→ **Requirement**
Some lines below may hold the string "getting". Count them and give only the total.
======== Raw data
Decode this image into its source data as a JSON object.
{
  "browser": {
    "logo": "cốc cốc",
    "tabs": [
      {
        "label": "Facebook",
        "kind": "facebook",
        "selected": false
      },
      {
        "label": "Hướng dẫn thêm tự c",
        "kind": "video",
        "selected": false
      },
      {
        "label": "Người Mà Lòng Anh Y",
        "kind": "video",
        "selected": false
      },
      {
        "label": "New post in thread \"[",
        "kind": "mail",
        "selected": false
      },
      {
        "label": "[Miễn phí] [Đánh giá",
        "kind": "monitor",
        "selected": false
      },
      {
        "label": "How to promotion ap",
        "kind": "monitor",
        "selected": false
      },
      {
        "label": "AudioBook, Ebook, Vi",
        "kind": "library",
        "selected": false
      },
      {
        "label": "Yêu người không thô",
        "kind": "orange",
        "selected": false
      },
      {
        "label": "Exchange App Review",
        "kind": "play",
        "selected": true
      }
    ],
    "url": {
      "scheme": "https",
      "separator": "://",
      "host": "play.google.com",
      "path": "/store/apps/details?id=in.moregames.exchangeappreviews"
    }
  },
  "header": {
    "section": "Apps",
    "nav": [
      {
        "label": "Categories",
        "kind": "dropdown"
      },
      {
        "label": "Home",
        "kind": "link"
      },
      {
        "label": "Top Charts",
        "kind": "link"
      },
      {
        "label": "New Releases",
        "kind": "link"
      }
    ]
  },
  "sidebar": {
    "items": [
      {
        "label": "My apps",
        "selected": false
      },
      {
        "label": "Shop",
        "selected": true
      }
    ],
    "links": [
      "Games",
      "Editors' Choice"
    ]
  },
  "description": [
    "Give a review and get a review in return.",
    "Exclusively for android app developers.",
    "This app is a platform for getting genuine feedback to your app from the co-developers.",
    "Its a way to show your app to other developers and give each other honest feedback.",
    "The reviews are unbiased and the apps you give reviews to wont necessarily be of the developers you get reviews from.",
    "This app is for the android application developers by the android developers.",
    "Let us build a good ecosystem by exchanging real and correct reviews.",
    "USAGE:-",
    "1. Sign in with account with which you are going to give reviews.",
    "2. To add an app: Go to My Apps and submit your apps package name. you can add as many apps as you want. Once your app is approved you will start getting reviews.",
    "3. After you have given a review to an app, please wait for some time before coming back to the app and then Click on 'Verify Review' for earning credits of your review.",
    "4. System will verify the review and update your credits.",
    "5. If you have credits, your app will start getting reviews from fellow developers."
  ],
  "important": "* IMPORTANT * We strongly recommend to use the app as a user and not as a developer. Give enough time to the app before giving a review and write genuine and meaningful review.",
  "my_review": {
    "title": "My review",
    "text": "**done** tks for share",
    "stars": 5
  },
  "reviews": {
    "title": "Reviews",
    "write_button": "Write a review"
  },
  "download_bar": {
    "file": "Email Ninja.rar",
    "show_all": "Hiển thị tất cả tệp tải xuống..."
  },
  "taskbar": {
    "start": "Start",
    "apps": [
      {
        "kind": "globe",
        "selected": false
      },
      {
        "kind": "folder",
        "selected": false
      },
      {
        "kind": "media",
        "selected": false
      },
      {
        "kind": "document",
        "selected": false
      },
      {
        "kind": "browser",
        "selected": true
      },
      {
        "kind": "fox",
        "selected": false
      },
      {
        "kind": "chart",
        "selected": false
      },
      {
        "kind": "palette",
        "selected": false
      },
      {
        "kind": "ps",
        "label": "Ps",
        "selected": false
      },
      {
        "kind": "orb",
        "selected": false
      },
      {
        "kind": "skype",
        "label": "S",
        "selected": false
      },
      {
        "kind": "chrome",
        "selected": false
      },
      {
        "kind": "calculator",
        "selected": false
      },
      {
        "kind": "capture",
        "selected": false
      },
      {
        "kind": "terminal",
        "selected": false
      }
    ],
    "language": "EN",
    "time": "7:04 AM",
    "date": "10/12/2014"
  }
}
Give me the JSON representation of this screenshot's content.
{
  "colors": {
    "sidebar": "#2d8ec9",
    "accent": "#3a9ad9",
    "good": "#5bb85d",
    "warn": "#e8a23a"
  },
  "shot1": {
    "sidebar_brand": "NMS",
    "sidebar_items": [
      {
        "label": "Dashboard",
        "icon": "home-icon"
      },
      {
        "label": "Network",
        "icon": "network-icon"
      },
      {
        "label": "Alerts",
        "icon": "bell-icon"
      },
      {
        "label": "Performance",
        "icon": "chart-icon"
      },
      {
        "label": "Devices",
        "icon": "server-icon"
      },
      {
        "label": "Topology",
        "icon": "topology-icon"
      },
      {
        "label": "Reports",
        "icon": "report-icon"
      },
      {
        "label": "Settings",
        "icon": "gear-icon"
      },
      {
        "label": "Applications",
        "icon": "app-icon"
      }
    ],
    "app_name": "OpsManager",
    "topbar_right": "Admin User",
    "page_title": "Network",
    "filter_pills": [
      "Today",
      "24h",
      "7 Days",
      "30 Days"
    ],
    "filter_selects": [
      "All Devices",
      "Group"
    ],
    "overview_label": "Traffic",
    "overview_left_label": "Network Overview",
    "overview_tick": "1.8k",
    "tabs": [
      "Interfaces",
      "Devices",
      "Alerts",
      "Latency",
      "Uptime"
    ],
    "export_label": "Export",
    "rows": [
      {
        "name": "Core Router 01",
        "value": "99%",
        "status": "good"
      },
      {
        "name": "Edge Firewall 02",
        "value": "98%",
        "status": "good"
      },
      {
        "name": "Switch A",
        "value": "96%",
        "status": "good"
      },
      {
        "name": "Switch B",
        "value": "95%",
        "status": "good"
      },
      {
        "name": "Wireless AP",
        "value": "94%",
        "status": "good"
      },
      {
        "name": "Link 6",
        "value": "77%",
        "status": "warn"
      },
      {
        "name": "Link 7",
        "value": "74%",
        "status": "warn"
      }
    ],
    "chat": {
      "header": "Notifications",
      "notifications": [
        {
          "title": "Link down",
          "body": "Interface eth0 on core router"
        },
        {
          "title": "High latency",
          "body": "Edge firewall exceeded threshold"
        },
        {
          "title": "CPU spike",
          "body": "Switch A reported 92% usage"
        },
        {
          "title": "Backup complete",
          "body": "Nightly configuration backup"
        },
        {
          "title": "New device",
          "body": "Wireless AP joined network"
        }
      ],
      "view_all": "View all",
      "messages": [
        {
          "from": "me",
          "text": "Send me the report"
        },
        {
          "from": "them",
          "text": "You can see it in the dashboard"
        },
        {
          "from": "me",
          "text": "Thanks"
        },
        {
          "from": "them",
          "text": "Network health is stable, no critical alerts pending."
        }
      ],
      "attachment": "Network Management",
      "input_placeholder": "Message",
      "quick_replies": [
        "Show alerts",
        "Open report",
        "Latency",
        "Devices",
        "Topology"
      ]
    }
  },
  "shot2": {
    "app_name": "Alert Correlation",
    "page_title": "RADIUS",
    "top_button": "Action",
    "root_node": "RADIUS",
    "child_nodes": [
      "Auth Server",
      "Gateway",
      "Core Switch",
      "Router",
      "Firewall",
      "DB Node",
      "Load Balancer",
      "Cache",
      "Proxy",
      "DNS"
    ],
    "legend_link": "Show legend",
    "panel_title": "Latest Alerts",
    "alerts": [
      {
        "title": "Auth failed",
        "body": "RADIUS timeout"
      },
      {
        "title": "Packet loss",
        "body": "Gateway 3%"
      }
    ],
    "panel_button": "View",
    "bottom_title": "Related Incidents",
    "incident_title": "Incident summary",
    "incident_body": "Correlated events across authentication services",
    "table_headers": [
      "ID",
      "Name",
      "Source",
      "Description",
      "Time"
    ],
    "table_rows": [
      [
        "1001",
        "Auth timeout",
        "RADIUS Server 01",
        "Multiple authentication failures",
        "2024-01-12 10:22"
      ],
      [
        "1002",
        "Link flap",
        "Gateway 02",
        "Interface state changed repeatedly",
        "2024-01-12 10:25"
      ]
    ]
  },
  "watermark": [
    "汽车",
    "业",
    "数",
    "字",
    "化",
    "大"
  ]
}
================
→ **Solution for this problem**
3